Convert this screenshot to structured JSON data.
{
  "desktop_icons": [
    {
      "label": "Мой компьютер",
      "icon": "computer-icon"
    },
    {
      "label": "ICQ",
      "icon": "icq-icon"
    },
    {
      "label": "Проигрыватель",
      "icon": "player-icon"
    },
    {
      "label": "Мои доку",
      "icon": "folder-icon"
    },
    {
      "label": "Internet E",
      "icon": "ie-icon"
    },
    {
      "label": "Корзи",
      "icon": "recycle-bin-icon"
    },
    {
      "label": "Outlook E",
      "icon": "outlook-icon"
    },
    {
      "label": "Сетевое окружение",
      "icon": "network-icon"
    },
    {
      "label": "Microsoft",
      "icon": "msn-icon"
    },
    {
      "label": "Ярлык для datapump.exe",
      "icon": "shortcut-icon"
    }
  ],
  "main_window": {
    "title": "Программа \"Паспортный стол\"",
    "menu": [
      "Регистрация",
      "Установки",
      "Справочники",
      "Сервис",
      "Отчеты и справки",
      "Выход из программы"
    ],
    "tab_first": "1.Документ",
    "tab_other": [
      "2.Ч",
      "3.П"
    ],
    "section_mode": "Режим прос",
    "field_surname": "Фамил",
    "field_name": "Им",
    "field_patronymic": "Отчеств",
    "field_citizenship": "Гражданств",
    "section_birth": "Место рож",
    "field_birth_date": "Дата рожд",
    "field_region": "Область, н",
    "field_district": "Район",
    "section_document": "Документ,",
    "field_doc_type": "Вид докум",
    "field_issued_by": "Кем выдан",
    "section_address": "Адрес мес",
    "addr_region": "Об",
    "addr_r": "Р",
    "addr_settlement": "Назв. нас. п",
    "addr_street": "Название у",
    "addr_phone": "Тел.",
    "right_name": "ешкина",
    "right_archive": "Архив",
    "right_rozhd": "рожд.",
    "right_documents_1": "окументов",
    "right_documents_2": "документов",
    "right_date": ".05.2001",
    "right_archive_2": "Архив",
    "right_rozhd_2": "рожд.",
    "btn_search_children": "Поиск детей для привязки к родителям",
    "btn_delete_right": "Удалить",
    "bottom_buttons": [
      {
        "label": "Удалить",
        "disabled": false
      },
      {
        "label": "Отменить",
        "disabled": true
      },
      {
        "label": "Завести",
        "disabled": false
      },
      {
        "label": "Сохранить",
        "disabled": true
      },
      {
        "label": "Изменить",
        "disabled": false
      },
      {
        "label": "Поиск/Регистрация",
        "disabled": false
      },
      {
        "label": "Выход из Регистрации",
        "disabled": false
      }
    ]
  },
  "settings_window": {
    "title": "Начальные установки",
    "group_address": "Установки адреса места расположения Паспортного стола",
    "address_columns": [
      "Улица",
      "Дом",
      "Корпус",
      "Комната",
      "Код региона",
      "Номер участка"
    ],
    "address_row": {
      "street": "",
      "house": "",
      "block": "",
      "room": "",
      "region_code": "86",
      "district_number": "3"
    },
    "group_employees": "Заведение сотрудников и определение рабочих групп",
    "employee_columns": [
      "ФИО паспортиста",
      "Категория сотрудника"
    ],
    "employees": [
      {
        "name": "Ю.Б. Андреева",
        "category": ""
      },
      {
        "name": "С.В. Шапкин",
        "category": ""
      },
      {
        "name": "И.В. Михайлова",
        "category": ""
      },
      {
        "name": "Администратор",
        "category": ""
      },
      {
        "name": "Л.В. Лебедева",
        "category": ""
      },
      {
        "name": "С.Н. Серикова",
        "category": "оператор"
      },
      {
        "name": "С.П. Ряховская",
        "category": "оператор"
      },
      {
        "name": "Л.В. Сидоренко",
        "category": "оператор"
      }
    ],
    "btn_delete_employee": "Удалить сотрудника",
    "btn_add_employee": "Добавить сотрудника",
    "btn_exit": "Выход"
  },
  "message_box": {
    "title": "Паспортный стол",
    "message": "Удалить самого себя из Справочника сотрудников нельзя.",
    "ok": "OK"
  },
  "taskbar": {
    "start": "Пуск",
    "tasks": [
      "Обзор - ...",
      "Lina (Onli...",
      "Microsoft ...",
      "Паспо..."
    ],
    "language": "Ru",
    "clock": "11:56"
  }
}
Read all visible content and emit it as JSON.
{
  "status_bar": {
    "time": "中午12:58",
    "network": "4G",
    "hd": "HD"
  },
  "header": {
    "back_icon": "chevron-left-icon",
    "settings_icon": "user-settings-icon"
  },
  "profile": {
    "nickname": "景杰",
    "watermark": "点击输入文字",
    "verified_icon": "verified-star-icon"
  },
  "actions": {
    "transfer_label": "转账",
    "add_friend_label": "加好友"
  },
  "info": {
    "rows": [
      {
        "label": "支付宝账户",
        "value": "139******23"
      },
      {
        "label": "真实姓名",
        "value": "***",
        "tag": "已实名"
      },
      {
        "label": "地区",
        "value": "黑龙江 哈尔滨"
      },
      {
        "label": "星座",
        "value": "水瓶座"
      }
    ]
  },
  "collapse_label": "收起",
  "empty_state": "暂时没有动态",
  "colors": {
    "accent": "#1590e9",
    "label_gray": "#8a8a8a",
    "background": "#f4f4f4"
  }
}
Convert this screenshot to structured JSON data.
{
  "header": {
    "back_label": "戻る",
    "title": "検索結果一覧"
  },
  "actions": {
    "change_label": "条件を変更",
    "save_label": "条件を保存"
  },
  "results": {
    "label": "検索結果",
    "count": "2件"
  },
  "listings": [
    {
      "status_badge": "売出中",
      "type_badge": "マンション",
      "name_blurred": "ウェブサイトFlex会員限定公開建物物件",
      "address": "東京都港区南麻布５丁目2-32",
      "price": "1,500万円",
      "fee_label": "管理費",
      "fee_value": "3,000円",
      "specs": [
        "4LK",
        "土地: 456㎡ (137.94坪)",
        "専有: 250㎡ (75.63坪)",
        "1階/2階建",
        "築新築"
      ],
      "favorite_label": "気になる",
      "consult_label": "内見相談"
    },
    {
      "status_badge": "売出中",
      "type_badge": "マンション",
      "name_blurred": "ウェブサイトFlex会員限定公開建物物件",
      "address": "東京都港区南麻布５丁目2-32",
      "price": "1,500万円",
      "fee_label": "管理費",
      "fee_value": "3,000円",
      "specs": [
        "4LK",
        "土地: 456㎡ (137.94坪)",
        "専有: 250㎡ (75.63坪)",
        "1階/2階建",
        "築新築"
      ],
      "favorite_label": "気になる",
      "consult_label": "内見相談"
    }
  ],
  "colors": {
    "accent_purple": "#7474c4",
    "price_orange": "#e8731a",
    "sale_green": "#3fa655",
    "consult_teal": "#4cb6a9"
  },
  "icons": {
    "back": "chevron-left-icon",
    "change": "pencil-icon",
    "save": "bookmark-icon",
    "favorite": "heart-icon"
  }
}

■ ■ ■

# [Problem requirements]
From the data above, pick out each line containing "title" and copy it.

# [Result below]
    "title": "Программа \"Паспортный стол\"",
    "title": "Начальные установки",
    "title": "Паспортный стол",
    "title": "検索結果一覧"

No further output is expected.